Directions for this task:
Search the data for "Skonto". Return each matching line.

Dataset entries
- - - - -

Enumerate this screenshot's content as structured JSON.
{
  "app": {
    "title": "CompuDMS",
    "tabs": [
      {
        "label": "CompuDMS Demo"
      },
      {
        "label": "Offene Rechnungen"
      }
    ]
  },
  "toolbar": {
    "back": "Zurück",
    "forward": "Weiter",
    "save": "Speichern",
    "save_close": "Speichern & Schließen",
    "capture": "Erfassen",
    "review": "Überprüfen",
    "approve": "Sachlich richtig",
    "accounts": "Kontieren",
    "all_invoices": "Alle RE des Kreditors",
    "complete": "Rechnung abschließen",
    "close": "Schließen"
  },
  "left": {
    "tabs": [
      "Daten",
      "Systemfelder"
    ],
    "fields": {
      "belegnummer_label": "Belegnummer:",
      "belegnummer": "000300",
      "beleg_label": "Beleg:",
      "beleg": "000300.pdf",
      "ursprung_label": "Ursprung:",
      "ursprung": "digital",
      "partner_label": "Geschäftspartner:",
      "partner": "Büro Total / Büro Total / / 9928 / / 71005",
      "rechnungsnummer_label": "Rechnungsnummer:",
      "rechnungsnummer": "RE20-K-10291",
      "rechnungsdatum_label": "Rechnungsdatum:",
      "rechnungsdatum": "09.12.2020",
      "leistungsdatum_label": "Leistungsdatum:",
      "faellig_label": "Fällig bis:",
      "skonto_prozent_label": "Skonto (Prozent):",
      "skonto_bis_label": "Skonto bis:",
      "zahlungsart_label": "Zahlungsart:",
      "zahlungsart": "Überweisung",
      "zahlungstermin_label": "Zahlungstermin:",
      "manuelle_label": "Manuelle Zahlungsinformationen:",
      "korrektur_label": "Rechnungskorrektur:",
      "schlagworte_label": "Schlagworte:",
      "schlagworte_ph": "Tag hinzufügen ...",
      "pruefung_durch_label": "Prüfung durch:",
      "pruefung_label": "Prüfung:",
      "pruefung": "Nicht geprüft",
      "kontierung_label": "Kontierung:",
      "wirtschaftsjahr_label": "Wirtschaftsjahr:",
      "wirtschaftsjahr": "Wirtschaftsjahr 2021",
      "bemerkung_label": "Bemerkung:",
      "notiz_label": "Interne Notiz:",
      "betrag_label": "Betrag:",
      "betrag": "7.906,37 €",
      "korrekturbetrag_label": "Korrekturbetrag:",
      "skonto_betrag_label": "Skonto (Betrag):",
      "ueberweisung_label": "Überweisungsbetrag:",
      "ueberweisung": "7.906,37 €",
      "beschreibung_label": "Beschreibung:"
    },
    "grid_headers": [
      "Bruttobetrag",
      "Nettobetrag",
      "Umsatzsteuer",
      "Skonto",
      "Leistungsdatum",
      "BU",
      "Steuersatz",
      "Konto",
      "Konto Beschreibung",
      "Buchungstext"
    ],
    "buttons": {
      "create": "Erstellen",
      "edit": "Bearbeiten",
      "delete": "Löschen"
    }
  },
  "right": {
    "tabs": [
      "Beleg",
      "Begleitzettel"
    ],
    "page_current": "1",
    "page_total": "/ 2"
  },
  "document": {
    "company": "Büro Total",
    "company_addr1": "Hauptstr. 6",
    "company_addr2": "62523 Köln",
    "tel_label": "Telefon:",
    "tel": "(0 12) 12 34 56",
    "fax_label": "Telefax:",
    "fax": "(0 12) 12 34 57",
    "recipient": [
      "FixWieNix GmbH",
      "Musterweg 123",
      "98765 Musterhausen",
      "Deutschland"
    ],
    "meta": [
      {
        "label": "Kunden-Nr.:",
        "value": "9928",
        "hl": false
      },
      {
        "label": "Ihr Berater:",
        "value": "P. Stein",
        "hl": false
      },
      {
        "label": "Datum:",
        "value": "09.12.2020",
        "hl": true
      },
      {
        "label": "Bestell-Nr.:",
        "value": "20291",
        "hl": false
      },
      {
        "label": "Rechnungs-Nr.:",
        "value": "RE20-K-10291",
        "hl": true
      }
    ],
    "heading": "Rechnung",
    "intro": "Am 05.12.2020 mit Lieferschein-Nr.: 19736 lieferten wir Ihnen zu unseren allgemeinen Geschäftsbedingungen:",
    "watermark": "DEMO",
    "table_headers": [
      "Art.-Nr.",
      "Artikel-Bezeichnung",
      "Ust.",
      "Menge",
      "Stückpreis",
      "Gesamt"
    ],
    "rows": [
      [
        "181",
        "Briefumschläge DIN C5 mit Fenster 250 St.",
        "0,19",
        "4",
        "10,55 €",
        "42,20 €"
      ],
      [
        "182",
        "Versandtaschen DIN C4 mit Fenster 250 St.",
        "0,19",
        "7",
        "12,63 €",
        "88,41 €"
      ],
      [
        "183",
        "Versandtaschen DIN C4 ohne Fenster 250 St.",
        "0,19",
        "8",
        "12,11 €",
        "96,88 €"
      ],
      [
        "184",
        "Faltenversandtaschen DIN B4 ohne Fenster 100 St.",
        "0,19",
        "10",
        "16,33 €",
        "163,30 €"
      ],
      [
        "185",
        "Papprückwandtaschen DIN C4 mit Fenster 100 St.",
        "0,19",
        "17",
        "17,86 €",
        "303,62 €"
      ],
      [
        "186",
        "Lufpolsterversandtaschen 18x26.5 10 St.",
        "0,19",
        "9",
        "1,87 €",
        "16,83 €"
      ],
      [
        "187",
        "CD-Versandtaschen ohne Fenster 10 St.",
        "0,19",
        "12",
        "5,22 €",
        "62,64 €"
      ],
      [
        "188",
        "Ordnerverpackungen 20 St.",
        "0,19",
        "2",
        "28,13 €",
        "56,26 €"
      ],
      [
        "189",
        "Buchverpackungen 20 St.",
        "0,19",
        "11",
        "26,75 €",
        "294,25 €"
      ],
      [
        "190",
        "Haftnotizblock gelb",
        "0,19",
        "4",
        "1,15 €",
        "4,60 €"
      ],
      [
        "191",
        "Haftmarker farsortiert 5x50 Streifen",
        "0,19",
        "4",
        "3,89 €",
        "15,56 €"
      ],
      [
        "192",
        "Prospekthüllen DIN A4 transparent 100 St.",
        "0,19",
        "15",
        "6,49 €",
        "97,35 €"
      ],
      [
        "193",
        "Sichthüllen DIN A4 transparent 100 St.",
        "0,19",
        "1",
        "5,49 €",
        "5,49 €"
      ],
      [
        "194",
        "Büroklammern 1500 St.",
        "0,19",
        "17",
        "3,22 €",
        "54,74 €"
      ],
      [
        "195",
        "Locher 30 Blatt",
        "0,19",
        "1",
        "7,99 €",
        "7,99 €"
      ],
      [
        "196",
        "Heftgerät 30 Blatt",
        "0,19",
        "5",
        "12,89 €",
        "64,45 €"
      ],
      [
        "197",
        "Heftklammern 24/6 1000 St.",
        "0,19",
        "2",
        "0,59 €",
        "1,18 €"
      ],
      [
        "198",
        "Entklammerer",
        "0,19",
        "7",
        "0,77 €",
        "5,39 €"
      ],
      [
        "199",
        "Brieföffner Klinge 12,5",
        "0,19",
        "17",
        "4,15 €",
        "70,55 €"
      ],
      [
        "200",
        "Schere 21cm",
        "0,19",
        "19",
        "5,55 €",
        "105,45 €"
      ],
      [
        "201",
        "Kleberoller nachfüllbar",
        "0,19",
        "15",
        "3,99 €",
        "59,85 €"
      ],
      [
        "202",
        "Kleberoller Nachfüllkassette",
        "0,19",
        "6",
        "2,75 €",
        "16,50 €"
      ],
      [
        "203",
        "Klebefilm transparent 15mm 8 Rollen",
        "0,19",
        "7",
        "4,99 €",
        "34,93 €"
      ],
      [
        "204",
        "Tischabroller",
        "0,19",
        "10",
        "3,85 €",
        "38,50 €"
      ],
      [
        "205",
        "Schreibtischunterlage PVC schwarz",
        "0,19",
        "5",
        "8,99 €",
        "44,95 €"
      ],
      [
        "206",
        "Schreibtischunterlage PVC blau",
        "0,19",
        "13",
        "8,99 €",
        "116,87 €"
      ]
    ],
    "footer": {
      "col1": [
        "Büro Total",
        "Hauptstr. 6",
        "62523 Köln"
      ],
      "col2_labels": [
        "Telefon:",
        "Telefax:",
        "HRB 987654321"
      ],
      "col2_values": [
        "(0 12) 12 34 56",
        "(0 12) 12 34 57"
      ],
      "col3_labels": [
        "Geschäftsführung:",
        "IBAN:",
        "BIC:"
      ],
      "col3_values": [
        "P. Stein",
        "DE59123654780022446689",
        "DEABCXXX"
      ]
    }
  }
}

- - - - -

Answer to the problem:
      "skonto_prozent_label": "Skonto (Prozent):",
      "skonto_bis_label": "Skonto bis:",
      "skonto_betrag_label": "Skonto (Betrag):",
      "Skonto",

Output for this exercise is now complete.